This was one of the books I picked up at ALA Midwinter this past January. I didn't go into the show thinking about this book, but the coverart (and the publisher rep) sold me on the idea. Told in a first person format, we follow Ren as she goes around doing shadowy things for a Shadowy group before she ultimately decides to ditch it all for what she feels is morally right. Or something akin to that.
The problem was that Ren had the most annoying tone ever conceived. She was part cocky, part snide, part obnoxious and topped with an undercurrent of poor me. Shine introduces us to Ren's present life by first having Ren tell us her backstory, THEN we get to what she's currently up to. Sort of. I got a little confused with the timing in the book as Ren would sometimes backtrack in her story with little warning.

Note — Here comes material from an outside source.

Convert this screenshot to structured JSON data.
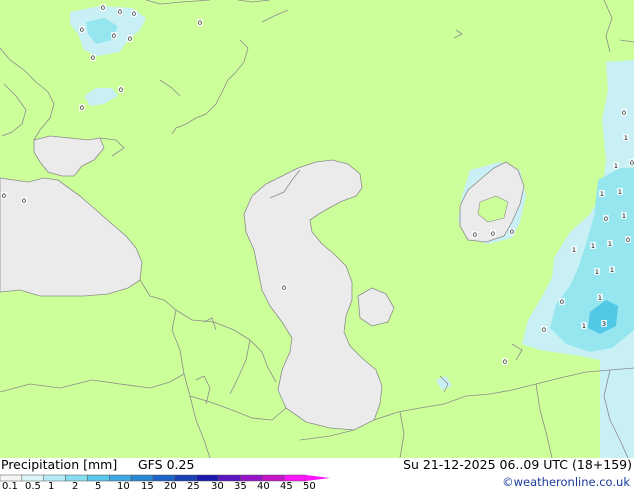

Also as I was expecting an action type spy thriller paramilitary sort of book I wasn't as keen on the romance that budded all over the place. Romance with Junie, another operative and who is strictly off limits. Quasi-romance with Gareth, her charge to protect. Friction between the guys. Friction between Ren and the guys. Friction between the Shadowy Operation who doesn't want her close to either guy.
Honestly the book didn't need it. Why this incessant need to make a close bond between a guy and girl lead to romance? If Ren defied all things because she had a deep friendship with the guys, the plot would have gone just the same. Shadowy Operation would have STILL been against her forming ANY bond and used it against her. Shine didn't have me believing that the romance she felt for the guys was catalyst enough to make her question everything.
I found the idea of F.A.T.E. to be intriguing--awful way to recruit, but also horribly effective if you go by Junie and Ren. I've always been a moral grey area sort of girl when it came to my governments and espionage, so it makes sense to me that if such a thing was possible it would be exploited and used.
I definitely think this is a solid read if you're a fan of such things. And as history has shown my intolerance for certain narrative voices